Administrating the NR 143 Web Site


  1. Menu System
  2. Site Organization
  3. Password Protection
  4. Assignment (File) Uploading
  5. Assignment Correcting
  6. File Permissions
  7. TODO (Programmer Notes)
  8. NOTES (other)

Menu System

The javascript and the HTML menu on the main page is generated with PHP from the file menu.xml located in public_html. Few XML editors exist, but the XML file format is intuitive enough for editing by hand in a text editor. The width attributes in submenu have to do with the javascript code. Also segments of the file can be commented out with XML/HTML comment tags of the form <!-- -->.

Errors in the XML can be checked by refreshing the home page after editing the file. Errors will be displayed at the top of the page, and will usually report a line number.

Site Organization

Password Protection

The site is protected using Apache .htaccess files, and with the htpasswd file authentication mechanism.

Shutting off password

Password protection can be shut off by removing or renaming the .htaccess file that is requiring authentication. A quick way to temporarily shut off password protection is moving/renaming a .htaccess a .ht or htaccess with no leading-dot.

Adding usernames/passwords to the password file

Passwords can be added or changed by using the htpasswd command found on Zoo. The way to use the command is htpasswd passwdfile username. A dash 'c' (-c) can be used in the command to create a new file.

Removing usernames/passwords from the file

Passwords can be removed by editing the file with a text file and removing the line that starts with the username you wish to remove.

Assignment (File) Uploading

File uploading does not rely on the name of the file given by the user on the system the file resides. The name which the uploaded file will finish with on the server will be a name given by the script. The user must input their name, must choose a lab, choose a course numberr and must submit a file. If a user happens to enter the name for an individual which already submitted for that lab, the file will not be overwritten and an error message will be displayed.

Submitted labs are placed in their corresponding lab folders. The filename will be saved as lastname_firstname_lab#.ext (the extension defaulting to PDF). Students can check to see if their file was uploaded by clicking on "View Submitted Assignments".

Assignment Correcting

The directories containing submitted labs are not available to the world.
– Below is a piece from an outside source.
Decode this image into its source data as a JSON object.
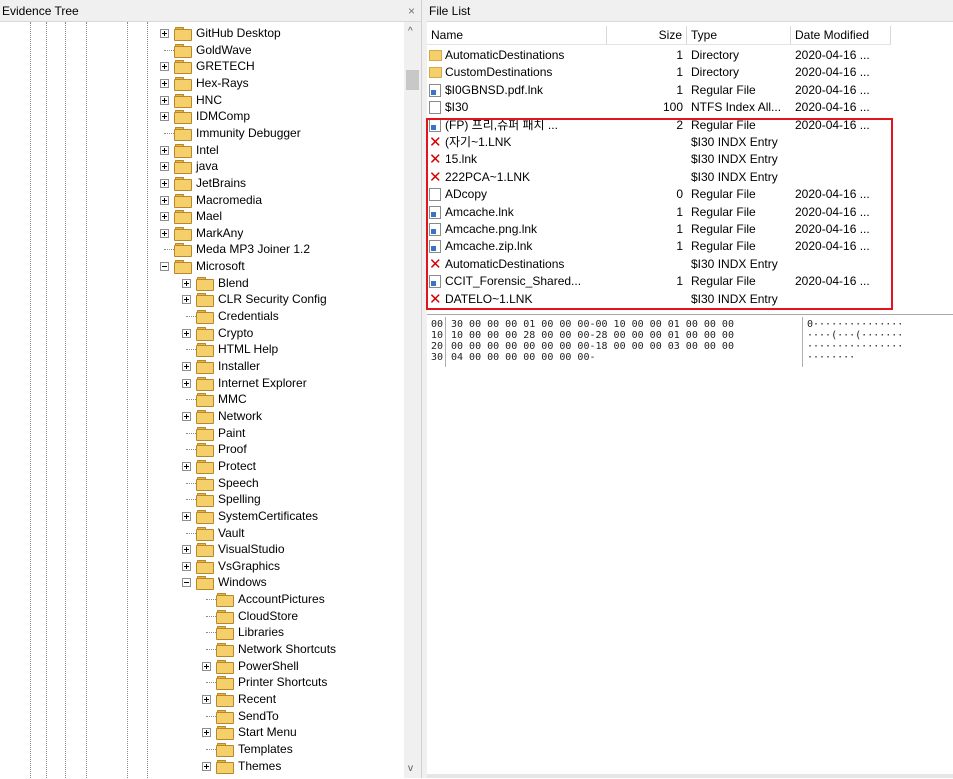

The files can be reviewed by TA's by using some file transfer client, or by viewing the files from the Submit Homework screen. The login is the "TA".

Corrected assignments should be placed in the public_html/pickup/ directory. These files should maintain as much of the naming convention as possible, using underscores ('_') instead of spaces.

File Permissions

Web Readable Permissions (AKA World-Readable Permissions)

Files that would like to be viewed to web visitors must have permissions of at least 644. From the command line this would be chmod 644 file.html.

Directories (folders) that contain files that need to be available to web visitors must have permissions of at least 711. If the listing of files in the directory is desired, then the permissions must be 755. From the command line this would be chmod 755 directory.

Directories that can be uploaded to must have the permissions of 777 (or 707), world writable.

Changing permissions for many files

One way to change the permissions of multiple files is with the following usage of chmod:

chmod -R 755 .

The period stands for the current directory the user is logged into (changed by the cd command). The dash 'R' (-R) stands for recursive and affects all subdirectories (folders) below the current directory. This will change all directories and folders to permissions of 755, making all directories and folders web/world readable. This could be dangerous if done from a directory that contains the upload directories.


The programming design of this site is weak at best. It doesn't declare one function. However, it utilizes the PEAR module system, perhaps explaining why more scripting occurs than functional or objected oriented programming.

Security could be checked by making sure variables initialized by GET and POST are used by calling the $_GET and $_POST PHP superglobals.

File listing scripts could use the File_Find PEAR module. However, that module needs some work.

Add documentation on removing and adding uploaded, picked-up files and folders.


The site is listed at UVM Course Web Sites.

Attempts to upgrade the JavaScript code from Dynamic Drive were unsuccessful -- the "Navigation Bar" wouldn't appear in IE and still wouldn't appear in Netscape 6 and Mozilla 1.1 beta.

August 2002 Aaron Hawley